*WHAT YOU NEED TO DO*. Copy out each line of the data holding "this".

[Excerpts from a dataset]
_ _ _

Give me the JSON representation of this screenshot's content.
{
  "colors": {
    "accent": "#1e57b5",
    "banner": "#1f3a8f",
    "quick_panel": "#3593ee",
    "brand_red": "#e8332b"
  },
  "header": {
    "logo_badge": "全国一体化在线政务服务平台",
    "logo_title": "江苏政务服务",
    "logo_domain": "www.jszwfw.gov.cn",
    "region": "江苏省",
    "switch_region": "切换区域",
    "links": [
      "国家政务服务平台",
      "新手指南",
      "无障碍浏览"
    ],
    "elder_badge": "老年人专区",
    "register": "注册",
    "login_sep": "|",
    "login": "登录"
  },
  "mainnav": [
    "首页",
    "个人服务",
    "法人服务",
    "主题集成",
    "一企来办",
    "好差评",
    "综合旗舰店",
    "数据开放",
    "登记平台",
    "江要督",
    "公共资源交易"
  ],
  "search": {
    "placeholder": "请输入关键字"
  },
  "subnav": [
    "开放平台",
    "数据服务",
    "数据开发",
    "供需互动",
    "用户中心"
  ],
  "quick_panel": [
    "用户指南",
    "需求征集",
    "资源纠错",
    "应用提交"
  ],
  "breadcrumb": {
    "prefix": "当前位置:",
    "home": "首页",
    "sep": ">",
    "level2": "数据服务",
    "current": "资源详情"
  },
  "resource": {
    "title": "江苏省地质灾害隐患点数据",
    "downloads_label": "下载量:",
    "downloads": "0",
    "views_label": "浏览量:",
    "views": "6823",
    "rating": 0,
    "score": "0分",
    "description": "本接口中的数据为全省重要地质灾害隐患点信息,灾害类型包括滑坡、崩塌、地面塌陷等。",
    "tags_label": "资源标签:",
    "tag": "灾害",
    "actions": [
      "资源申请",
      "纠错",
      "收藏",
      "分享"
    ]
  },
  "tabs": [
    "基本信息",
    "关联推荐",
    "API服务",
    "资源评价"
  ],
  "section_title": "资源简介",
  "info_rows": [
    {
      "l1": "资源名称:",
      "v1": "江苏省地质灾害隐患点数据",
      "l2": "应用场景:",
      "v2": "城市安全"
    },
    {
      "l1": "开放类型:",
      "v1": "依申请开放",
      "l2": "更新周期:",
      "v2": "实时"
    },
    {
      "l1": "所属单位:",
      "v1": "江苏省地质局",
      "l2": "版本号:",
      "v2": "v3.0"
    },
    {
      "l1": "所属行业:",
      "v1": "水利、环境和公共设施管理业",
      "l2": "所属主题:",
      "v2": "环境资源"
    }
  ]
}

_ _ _

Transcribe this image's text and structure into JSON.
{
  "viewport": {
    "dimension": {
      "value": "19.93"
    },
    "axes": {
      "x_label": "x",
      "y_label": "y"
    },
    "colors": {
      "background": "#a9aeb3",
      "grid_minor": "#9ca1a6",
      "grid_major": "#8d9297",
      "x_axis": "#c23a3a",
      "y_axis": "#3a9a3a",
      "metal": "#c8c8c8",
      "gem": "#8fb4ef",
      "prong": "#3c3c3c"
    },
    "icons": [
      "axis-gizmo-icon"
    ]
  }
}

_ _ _

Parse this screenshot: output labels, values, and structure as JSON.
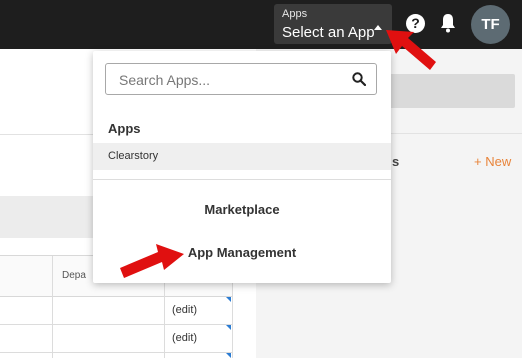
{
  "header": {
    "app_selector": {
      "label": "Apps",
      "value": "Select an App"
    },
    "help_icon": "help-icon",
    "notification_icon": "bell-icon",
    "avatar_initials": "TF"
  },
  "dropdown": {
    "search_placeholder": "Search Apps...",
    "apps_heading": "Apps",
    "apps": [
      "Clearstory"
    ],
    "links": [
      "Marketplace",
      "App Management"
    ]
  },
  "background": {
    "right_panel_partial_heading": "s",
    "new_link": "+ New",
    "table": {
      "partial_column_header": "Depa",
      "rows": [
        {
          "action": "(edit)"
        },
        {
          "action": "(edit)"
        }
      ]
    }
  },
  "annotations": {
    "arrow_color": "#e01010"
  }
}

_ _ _

*WORKED SOLUTION*.
Give me the JSON representation of this screenshot's content.
Transcribe this image's text and structure into JSON.
Parse this screenshot: output labels, values, and structure as JSON.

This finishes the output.